Enjoy your flight!


As of 1/2013, there are a few changes to the details of the post. Most notably, AA has relaxed their lounge access rules.

I will get an update together over the coming days.

Julia Valdovinos October 24, 2013 at 06:06 pm

My 98+ year old boss is traveling to NYC this coming January. I am merely looking for the most comfortable, spacious, bathroom accessible first class round trip flight for him. I have not heard positive feedback regarding UAL.
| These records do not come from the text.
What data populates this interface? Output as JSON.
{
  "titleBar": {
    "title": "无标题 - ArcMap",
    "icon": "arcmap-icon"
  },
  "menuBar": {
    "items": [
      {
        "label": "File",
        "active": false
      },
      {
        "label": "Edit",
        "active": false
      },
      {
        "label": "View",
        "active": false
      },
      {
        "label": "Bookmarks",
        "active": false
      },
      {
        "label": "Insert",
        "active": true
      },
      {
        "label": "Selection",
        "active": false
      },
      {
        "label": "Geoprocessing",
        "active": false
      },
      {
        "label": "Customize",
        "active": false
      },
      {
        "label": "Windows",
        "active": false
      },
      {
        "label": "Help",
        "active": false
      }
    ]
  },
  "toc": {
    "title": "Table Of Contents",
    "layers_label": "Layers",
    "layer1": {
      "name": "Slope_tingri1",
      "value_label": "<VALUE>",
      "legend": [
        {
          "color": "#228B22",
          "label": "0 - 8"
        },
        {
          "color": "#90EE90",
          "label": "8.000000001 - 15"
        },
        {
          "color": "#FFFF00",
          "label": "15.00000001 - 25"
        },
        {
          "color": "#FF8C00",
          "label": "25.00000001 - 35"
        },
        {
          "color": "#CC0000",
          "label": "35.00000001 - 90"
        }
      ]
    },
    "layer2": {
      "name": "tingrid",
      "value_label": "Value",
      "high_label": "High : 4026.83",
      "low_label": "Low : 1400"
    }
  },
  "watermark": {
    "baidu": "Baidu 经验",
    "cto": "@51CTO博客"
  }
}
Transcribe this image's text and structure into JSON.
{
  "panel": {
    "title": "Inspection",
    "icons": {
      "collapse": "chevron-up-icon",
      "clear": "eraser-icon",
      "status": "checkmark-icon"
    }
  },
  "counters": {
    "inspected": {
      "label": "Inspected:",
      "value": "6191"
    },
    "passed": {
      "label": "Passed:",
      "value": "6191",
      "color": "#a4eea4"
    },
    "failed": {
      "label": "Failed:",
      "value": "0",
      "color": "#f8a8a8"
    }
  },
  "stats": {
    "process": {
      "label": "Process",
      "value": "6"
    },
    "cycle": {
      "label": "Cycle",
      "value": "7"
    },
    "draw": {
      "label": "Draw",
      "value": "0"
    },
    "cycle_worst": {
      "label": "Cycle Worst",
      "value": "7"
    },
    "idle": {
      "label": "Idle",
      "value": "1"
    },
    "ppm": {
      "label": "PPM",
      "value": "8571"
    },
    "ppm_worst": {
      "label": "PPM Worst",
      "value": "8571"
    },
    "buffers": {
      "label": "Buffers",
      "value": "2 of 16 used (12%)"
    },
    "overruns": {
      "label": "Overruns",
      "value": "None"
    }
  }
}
Unfortunately I do not travel 1st class and would appreciate your feedback.